■ **Task requirements**: Go through the records, and copy each line in which the string "jperkins" is present.

Dataset rows describing interfaces
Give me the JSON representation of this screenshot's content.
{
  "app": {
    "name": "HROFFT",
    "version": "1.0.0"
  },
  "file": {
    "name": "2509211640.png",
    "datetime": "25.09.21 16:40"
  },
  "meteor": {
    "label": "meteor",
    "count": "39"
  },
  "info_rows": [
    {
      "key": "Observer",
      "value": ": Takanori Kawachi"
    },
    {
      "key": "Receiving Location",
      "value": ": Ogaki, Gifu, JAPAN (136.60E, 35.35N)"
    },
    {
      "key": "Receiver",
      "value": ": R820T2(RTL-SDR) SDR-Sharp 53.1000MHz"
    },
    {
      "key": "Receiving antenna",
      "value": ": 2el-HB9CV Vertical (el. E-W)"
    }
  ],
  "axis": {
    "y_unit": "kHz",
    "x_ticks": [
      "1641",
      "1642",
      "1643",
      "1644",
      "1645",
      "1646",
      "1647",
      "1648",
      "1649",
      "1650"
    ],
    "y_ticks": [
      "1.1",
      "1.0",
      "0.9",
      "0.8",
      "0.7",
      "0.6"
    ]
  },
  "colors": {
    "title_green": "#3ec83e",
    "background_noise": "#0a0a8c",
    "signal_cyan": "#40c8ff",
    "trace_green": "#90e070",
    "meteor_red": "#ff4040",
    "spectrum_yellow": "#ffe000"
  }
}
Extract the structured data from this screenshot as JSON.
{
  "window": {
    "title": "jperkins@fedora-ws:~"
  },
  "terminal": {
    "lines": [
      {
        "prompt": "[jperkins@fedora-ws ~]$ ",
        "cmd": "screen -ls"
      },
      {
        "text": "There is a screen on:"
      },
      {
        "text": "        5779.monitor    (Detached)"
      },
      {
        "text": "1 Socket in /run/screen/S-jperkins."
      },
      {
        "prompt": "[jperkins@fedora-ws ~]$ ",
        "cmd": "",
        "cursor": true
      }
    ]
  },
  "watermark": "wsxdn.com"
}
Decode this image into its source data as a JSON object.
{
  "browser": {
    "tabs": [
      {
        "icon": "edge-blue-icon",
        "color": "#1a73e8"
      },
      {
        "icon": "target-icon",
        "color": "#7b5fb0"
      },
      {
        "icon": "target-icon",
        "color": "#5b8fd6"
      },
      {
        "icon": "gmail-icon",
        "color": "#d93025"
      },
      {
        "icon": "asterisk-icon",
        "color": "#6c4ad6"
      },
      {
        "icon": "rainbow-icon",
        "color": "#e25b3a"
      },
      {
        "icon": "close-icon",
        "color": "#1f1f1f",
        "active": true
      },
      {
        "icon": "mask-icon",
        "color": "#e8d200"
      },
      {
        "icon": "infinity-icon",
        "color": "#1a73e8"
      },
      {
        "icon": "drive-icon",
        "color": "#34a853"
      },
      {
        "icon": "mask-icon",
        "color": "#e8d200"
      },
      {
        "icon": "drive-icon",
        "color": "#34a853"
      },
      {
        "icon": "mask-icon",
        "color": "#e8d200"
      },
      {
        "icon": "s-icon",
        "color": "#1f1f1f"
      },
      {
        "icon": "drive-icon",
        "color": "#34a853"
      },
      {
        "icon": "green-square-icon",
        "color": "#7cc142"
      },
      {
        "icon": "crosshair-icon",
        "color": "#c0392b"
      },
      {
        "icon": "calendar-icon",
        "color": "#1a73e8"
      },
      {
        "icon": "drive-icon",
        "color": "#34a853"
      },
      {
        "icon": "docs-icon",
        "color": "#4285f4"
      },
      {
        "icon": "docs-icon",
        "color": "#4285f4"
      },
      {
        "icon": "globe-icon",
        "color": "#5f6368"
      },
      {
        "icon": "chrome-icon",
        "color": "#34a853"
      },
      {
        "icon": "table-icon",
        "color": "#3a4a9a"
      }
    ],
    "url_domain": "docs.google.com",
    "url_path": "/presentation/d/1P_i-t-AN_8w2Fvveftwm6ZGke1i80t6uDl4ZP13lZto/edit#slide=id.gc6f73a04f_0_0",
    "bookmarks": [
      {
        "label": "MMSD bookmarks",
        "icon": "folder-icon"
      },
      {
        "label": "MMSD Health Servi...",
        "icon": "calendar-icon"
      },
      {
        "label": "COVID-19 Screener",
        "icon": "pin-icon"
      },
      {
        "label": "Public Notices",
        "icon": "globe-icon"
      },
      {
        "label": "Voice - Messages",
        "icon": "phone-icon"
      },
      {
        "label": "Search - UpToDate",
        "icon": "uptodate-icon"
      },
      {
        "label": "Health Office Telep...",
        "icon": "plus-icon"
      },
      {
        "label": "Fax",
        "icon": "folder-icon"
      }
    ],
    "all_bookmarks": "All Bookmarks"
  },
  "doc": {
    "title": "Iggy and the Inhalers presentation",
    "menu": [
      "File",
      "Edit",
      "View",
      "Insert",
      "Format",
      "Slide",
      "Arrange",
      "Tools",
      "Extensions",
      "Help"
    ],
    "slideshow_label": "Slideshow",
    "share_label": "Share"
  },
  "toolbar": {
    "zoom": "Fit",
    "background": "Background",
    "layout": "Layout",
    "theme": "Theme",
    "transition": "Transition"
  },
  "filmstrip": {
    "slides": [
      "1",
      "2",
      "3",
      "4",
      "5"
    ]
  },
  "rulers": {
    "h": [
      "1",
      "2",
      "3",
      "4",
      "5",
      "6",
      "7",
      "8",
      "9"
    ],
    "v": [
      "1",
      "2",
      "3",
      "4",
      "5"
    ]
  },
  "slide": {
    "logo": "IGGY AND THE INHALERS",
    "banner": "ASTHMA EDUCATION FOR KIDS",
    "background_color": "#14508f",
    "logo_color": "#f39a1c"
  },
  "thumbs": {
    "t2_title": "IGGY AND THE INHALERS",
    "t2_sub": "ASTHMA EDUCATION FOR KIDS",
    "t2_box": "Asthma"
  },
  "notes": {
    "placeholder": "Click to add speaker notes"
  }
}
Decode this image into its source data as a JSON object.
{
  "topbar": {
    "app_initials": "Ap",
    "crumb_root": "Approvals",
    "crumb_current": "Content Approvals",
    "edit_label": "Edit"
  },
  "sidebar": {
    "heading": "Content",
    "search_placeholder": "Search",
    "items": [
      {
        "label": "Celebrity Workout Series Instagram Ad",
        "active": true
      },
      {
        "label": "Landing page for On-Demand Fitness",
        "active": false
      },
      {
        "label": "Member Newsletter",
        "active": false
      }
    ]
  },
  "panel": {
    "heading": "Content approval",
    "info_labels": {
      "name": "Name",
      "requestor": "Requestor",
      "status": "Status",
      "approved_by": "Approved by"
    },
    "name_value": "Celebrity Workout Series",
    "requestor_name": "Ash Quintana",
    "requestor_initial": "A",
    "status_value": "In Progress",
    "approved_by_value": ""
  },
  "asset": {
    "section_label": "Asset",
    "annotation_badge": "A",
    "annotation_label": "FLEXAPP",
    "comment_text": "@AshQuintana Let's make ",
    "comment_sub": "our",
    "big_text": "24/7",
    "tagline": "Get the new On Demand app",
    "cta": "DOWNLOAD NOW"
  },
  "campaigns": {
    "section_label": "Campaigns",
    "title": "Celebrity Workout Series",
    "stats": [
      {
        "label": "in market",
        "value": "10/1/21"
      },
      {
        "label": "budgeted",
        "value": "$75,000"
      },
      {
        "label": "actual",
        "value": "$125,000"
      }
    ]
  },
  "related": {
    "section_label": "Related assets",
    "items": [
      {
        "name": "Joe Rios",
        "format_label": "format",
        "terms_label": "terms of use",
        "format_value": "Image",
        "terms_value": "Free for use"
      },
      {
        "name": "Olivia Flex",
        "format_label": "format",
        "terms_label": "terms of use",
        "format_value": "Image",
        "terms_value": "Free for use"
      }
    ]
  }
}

■ **Response**:
    "title": "jperkins@fedora-ws:~"
        "prompt": "[jperkins@fedora-ws ~]$ ",
        "text": "1 Socket in /run/screen/S-jperkins."
        "prompt": "[jperkins@fedora-ws ~]$ ",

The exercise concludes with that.